● **What needs to be done**
Print the data that follows exactly.

● **Records to use**
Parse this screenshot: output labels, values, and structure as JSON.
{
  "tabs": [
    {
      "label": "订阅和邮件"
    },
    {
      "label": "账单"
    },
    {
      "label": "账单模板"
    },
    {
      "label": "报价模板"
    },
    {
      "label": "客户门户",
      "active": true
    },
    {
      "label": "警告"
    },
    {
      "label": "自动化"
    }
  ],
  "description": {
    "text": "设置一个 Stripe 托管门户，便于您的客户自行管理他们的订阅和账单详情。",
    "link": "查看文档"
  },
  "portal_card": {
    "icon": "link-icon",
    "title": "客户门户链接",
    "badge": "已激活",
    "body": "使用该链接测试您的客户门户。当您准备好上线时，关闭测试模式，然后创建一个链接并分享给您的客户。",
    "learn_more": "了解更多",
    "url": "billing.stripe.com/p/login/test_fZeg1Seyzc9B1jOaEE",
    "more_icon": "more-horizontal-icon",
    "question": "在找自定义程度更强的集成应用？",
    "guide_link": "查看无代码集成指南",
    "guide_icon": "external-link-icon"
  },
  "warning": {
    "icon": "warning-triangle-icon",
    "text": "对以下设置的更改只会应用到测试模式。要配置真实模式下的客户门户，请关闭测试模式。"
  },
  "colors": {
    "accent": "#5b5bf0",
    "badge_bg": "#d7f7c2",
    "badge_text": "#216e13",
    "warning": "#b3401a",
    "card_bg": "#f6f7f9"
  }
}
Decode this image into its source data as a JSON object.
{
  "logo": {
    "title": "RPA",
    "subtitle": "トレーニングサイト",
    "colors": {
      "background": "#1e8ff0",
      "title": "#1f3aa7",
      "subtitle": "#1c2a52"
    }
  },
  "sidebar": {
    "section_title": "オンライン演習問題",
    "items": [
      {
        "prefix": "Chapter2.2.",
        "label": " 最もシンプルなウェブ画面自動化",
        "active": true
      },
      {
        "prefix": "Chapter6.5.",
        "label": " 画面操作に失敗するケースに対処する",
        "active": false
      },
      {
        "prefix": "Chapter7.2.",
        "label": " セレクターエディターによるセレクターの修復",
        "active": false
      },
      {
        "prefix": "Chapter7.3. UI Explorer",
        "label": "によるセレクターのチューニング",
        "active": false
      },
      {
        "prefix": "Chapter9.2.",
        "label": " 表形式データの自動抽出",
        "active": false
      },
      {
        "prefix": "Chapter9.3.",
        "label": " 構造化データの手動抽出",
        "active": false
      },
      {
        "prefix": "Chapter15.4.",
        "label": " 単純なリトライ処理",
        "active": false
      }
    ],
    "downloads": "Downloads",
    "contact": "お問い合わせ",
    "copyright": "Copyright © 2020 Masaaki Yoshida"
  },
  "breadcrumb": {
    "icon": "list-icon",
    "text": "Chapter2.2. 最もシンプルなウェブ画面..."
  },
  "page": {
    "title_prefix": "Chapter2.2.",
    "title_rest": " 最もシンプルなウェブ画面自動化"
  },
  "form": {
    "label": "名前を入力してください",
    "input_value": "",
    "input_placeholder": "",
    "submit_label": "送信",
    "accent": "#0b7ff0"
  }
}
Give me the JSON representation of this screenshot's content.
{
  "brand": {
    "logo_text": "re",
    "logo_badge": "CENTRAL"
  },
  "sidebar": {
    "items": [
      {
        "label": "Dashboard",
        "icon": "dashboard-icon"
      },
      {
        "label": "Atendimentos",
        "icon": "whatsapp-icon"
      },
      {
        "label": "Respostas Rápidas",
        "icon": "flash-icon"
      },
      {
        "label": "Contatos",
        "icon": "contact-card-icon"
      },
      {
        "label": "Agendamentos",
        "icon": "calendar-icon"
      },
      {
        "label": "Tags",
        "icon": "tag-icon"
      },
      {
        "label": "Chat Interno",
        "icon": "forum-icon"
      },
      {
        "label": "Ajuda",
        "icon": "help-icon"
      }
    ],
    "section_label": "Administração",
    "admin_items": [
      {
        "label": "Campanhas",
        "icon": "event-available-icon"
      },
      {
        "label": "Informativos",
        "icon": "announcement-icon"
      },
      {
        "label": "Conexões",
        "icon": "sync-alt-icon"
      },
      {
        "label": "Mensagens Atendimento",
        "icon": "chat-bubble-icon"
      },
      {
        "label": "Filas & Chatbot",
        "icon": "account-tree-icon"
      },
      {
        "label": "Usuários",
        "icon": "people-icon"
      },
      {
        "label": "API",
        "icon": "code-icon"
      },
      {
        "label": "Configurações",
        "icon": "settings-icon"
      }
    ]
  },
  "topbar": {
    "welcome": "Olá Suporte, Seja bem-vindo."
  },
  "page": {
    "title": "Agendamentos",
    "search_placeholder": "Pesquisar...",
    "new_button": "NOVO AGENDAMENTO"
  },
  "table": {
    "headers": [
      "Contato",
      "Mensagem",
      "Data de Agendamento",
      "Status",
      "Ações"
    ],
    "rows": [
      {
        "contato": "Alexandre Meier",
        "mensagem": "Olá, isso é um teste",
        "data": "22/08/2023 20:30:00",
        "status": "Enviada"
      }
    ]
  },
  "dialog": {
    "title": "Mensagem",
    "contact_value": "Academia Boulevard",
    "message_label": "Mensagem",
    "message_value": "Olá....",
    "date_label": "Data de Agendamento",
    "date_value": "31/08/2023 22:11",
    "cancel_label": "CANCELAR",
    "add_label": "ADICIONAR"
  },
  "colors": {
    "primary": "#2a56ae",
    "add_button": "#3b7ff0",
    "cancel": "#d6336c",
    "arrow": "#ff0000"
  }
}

● **Task result**
Parse this screenshot: output labels, values, and structure as JSON.
{
  "tabs": [
    {
      "label": "订阅和邮件"
    },
    {
      "label": "账单"
    },
    {
      "label": "账单模板"
    },
    {
      "label": "报价模板"
    },
    {
      "label": "客户门户",
      "active": true
    },
    {
      "label": "警告"
    },
    {
      "label": "自动化"
    }
  ],
  "description": {
    "text": "设置一个 Stripe 托管门户，便于您的客户自行管理他们的订阅和账单详情。",
    "link": "查看文档"
  },
  "portal_card": {
    "icon": "link-icon",
    "title": "客户门户链接",
    "badge": "已激活",
    "body": "使用该链接测试您的客户门户。当您准备好上线时，关闭测试模式，然后创建一个链接并分享给您的客户。",
    "learn_more": "了解更多",
    "url": "billing.stripe.com/p/login/test_fZeg1Seyzc9B1jOaEE",
    "more_icon": "more-horizontal-icon",
    "question": "在找自定义程度更强的集成应用？",
    "guide_link": "查看无代码集成指南",
    "guide_icon": "external-link-icon"
  },
  "warning": {
    "icon": "warning-triangle-icon",
    "text": "对以下设置的更改只会应用到测试模式。要配置真实模式下的客户门户，请关闭测试模式。"
  },
  "colors": {
    "accent": "#5b5bf0",
    "badge_bg": "#d7f7c2",
    "badge_text": "#216e13",
    "warning": "#b3401a",
    "card_bg": "#f6f7f9"
  }
}
Decode this image into its source data as a JSON object.
{
  "logo": {
    "title": "RPA",
    "subtitle": "トレーニングサイト",
    "colors": {
      "background": "#1e8ff0",
      "title": "#1f3aa7",
      "subtitle": "#1c2a52"
    }
  },
  "sidebar": {
    "section_title": "オンライン演習問題",
    "items": [
      {
        "prefix": "Chapter2.2.",
        "label": " 最もシンプルなウェブ画面自動化",
        "active": true
      },
      {
        "prefix": "Chapter6.5.",
        "label": " 画面操作に失敗するケースに対処する",
        "active": false
      },
      {
        "prefix": "Chapter7.2.",
        "label": " セレクターエディターによるセレクターの修復",
        "active": false
      },
      {
        "prefix": "Chapter7.3. UI Explorer",
        "label": "によるセレクターのチューニング",
        "active": false
      },
      {
        "prefix": "Chapter9.2.",
        "label": " 表形式データの自動抽出",
        "active": false
      },
      {
        "prefix": "Chapter9.3.",
        "label": " 構造化データの手動抽出",
        "active": false
      },
      {
        "prefix": "Chapter15.4.",
        "label": " 単純なリトライ処理",
        "active": false
      }
    ],
    "downloads": "Downloads",
    "contact": "お問い合わせ",
    "copyright": "Copyright © 2020 Masaaki Yoshida"
  },
  "breadcrumb": {
    "icon": "list-icon",
    "text": "Chapter2.2. 最もシンプルなウェブ画面..."
  },
  "page": {
    "title_prefix": "Chapter2.2.",
    "title_rest": " 最もシンプルなウェブ画面自動化"
  },
  "form": {
    "label": "名前を入力してください",
    "input_value": "",
    "input_placeholder": "",
    "submit_label": "送信",
    "accent": "#0b7ff0"
  }
}
Give me the JSON representation of this screenshot's content.
{
  "brand": {
    "logo_text": "re",
    "logo_badge": "CENTRAL"
  },
  "sidebar": {
    "items": [
      {
        "label": "Dashboard",
        "icon": "dashboard-icon"
      },
      {
        "label": "Atendimentos",
        "icon": "whatsapp-icon"
      },
      {
        "label": "Respostas Rápidas",
        "icon": "flash-icon"
      },
      {
        "label": "Contatos",
        "icon": "contact-card-icon"
      },
      {
        "label": "Agendamentos",
        "icon": "calendar-icon"
      },
      {
        "label": "Tags",
        "icon": "tag-icon"
      },
      {
        "label": "Chat Interno",
        "icon": "forum-icon"
      },
      {
        "label": "Ajuda",
        "icon": "help-icon"
      }
    ],
    "section_label": "Administração",
    "admin_items": [
      {
        "label": "Campanhas",
        "icon": "event-available-icon"
      },
      {
        "label": "Informativos",
        "icon": "announcement-icon"
      },
      {
        "label": "Conexões",
        "icon": "sync-alt-icon"
      },
      {
        "label": "Mensagens Atendimento",
        "icon": "chat-bubble-icon"
      },
      {
        "label": "Filas & Chatbot",
        "icon": "account-tree-icon"
      },
      {
        "label": "Usuários",
        "icon": "people-icon"
      },
      {
        "label": "API",
        "icon": "code-icon"
      },
      {
        "label": "Configurações",
        "icon": "settings-icon"
      }
    ]
  },
  "topbar": {
    "welcome": "Olá Suporte, Seja bem-vindo."
  },
  "page": {
    "title": "Agendamentos",
    "search_placeholder": "Pesquisar...",
    "new_button": "NOVO AGENDAMENTO"
  },
  "table": {
    "headers": [
      "Contato",
      "Mensagem",
      "Data de Agendamento",
      "Status",
      "Ações"
    ],
    "rows": [
      {
        "contato": "Alexandre Meier",
        "mensagem": "Olá, isso é um teste",
        "data": "22/08/2023 20:30:00",
        "status": "Enviada"
      }
    ]
  },
  "dialog": {
    "title": "Mensagem",
    "contact_value": "Academia Boulevard",
    "message_label": "Mensagem",
    "message_value": "Olá....",
    "date_label": "Data de Agendamento",
    "date_value": "31/08/2023 22:11",
    "cancel_label": "CANCELAR",
    "add_label": "ADICIONAR"
  },
  "colors": {
    "primary": "#2a56ae",
    "add_button": "#3b7ff0",
    "cancel": "#d6336c",
    "arrow": "#ff0000"
  }
}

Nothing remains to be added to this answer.